CEO of Belfor Property Restoration with more than 450 offices spanning 55 countries, Sheldon Yellen turns 64… Founder, chairman and CEO of RealNetworks, Rob Glaser turns 60… First president of eBay, Jeffrey Skoll turns 57… Founder and CEO of Cognition Builders, Ilana Kukoff turns 57… Editorial producer at CNN, Debbie Berger Fox turns 49… Leader of the Los Angeles chapter of the Foundation Against Intolerance and Racism, Amy Graiwer turns 49… Acting assistant secretary of the State Department’s Bureau of Near Eastern Affairs, Yael Lempert turns 48… San Francisco-based technology reporter for The New York Times, Sheera Frenkel turns 39… Assistant professor at Toronto’s Ryerson University, Rob Goodman turns 38… Attorney working in South Florida real estate development, David Ptalis turns 32… Left wing for the NHL’s Pittsburgh Penguins, he won the NHL’s 2019 award for leadership based upon his philanthropic efforts, Jason Zucker turns 30… Joseph Bornstein…

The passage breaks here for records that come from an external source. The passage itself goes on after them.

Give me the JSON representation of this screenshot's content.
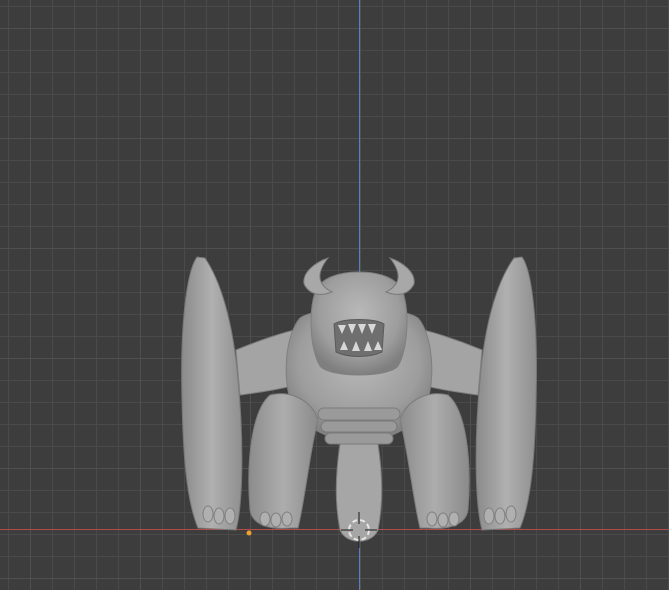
{
  "viewport": {
    "colors": {
      "background": "#3d3d3d",
      "grid_line": "#4a4a4a",
      "axis_x": "#b34b4b",
      "axis_z": "#5b7fb8",
      "mesh": "#9c9c9c",
      "cursor_ring": "#e8e8e8",
      "cursor_dash": "#d83a3a",
      "origin_dot": "#f0a030"
    },
    "icons": {
      "cursor": "3d-cursor-icon",
      "origin": "object-origin-icon"
    }
  }
}
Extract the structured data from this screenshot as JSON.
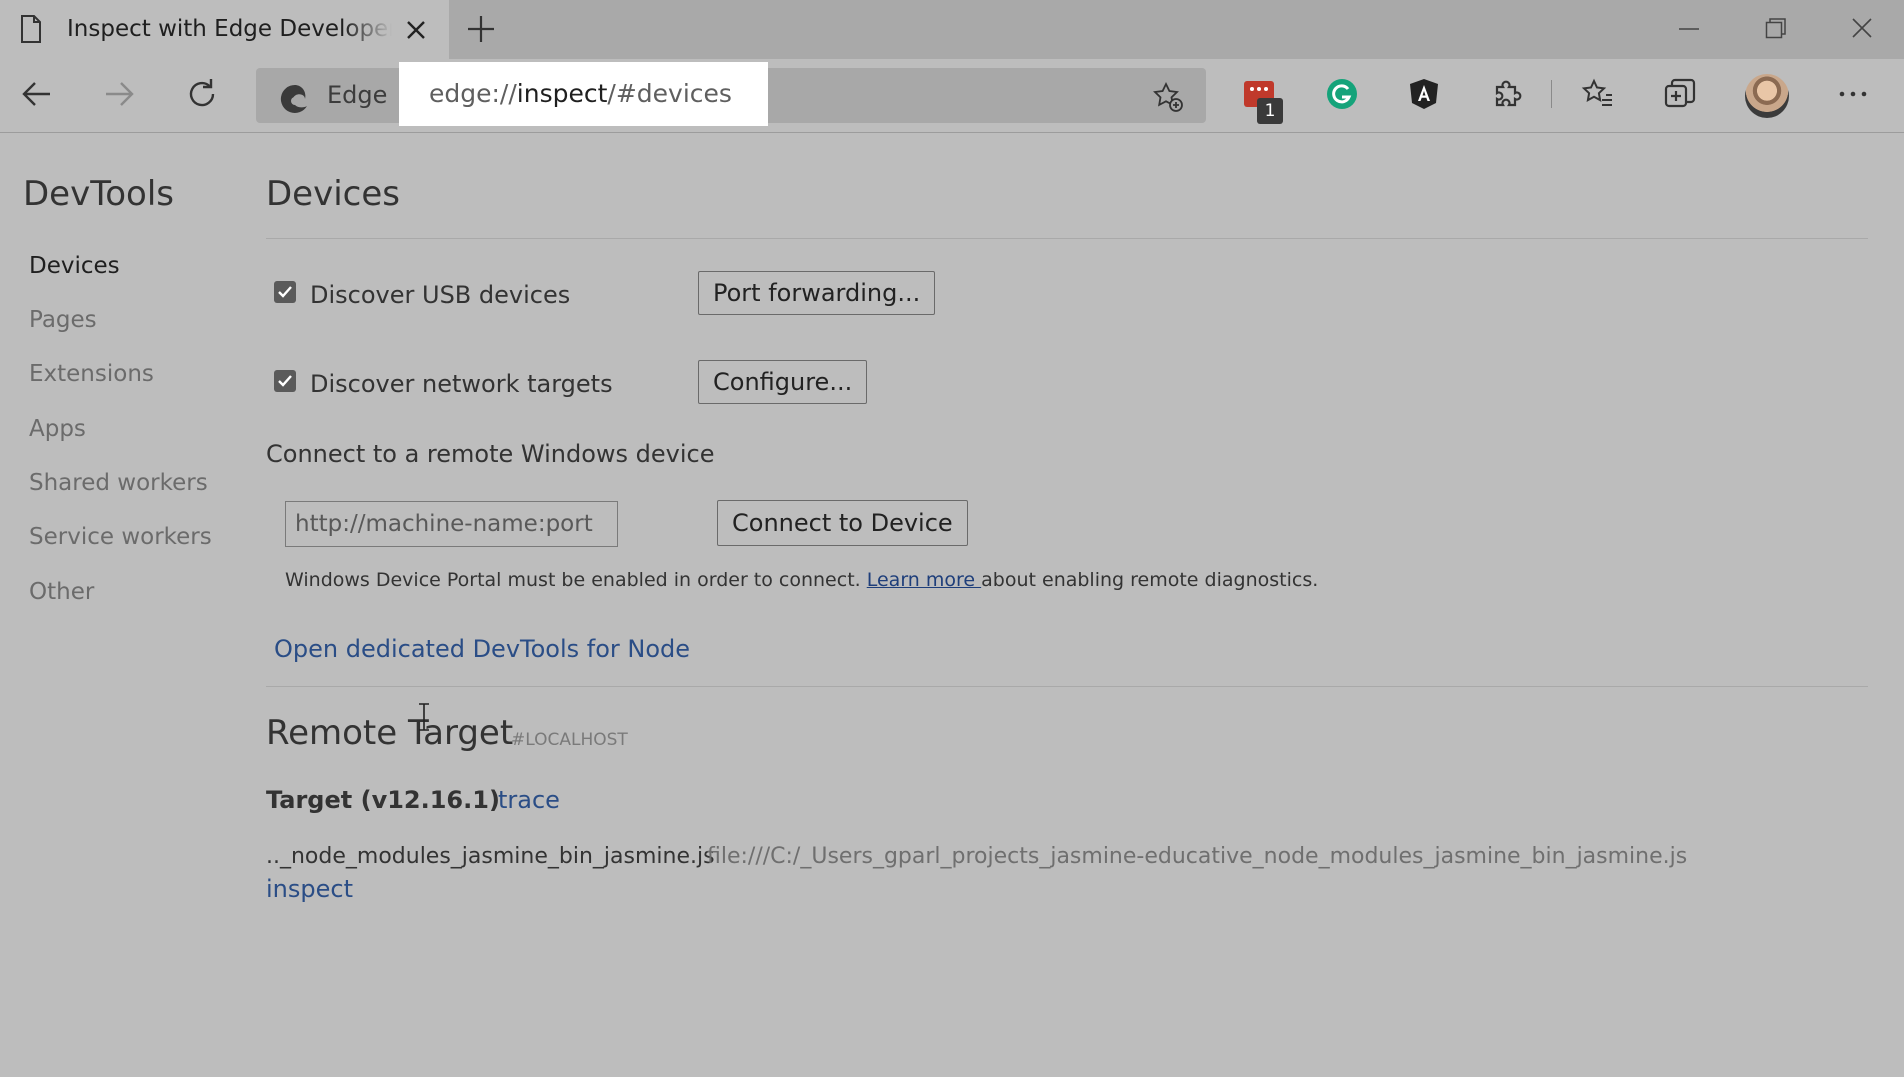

MONDAY: Majority owner of the NBA’s Cleveland Cavaliers, founder and Chairman of Quicken Loans and investor in dozens of companies, Dan Gilbert turns 60… President of the Jerusalem-based Israel Democracy Institute, he was previously a member of the Knesset for the Kadima party, Yohanan Plesner turns 50…